◆ What to do
Every line holding the string "scroll" is to be copied from the entries below.

*** Exercise input ***

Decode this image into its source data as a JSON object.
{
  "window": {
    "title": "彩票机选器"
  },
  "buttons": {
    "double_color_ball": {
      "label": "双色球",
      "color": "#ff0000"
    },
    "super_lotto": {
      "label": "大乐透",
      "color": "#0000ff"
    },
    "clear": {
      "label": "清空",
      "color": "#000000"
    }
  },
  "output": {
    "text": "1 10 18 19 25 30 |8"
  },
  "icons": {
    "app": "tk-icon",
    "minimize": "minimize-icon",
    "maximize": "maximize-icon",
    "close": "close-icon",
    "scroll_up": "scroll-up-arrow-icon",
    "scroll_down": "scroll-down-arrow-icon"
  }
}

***

◆ Response to the task
    "scroll_up": "scroll-up-arrow-icon",
    "scroll_down": "scroll-down-arrow-icon"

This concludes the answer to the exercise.